How did our Lord view the written oracles of God? How did He use God’s word while He lived among men for a third of a century? Since Jesus is our example (1 Pet. 2:21), we should allow His approach to Scripture to influence our approach.
Jesus recognized the true Old Testament canon. The word canon refers to a measuring rod; those books that are considered canonical are those which “measure up” to the characteristics of inspired writing. Our English Old Testaments today are comprised of 39 books. While several other books were circulated among the Jews, most frequently referred to as today as “the Apocrypha,” Jesus only recognized the material that comprises our 39 books as part of the canon. In Matthew 23:35, He said, in essence, from the beginning to end of the Old Testament, all the blood of the righteous would be required of that generation; thus, he delineated the ends of the Old Testament referring to Abel, the first martyr recorded in Genesis, to Zechariah son of Barachias, the last martyr mentioned in 2 Chronicles (the last book in the Jewish order of the Old Testament).

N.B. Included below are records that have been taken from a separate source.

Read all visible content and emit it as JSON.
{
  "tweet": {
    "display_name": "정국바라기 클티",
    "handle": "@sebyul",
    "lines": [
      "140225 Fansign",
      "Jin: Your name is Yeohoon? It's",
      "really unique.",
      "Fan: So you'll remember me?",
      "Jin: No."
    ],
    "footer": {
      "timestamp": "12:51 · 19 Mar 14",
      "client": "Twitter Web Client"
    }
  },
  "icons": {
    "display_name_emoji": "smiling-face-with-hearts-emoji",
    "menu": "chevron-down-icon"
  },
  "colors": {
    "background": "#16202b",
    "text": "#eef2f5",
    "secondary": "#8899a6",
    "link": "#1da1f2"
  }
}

Jesus viewed the Old Testament as inspired and historically accurate. Instead of considering the first eleven chapters of Genesis as a fable, or reinterpreting the creation account in order to fit billions of years between creation and the coming of man, Jesus spoke of Adam and Eve in Mark 10:6 saying, “from the beginning of creation God made them male and female.” He considered the devil to be real, referring to him as “murderer from the beginning” and a “liar” (Jn. 8:44). The account of the days of Noah in Genesis 6 was a reality that he likened to the time when He would come (Lk. 17:26-27). Abraham (Jn. 8:56), Isaac and Jacob (Mt. 8:11) were historical figures in His mind. The demise of Lot’s wife, while laughed at by some today, was considered a real story with a sobering lesson by our Lord (Luke 17:32); moreover, that the cities of Sodom and Gomorrah were destroyed was an historical fact that Jesus used to show the reality of God’s final judgment (Matthew 10:15). Jesus believed that God really spoke to Moses through a burning bush (Mk. 12:26), that Moses made the bronze serpent and lifted it up for Israel to be cured (Jn. 3:14), and that Moses received God’s commands and wrote the law (Mt. 8:4; Mk. 10:3;Lk. 24:44; Jn. 5:46; et. al.); should we not believe the same?
Christ not only believed in the inspiration of the law, but the other portions of the Old Testament as well. Jesus used David’s actions recorded in 1 Samuel 21 as inspired proof in His argument with the Pharisees over the Sabbath (Mt. 12:4). On another occasion, He quoted David’s words from Psalm 110, saying “David himself said by the Holy Ghost” (Mk. 12:36); thus, Jesus believed David was inspired. Jesus often referred to the prophets as part of God’s inspired word (Mt. 5:17; 7:12; 11:13; 22:40). He recognized God’s prophets of the Old Testament were persecuted because they spoke the truth (Mt. 5:12; 23:34) while the false prophets were lauded (Lk. 6:26). Jesus even considered the preaching of Jonah and his sojourn in the belly of a great fish to be just as historically accurate as His own death and resurrection; He even placed it aside the historical account of the Queen of Sheba visiting Solomon (Mt. 12:39-42). While legendary materials can be used as illustrations, it is hard to interpret Jesus’ use of Jonah as anything other than the use of historical material to make His point.
On and on we could go. Suffice it to say that those portions of the Old Testament that have been questioned or dismissed by some today as mythical or composed by uninspired men, Jesus considers historical and inspired. Jesus is the truth (Jn. 14:6), and we should side with Him.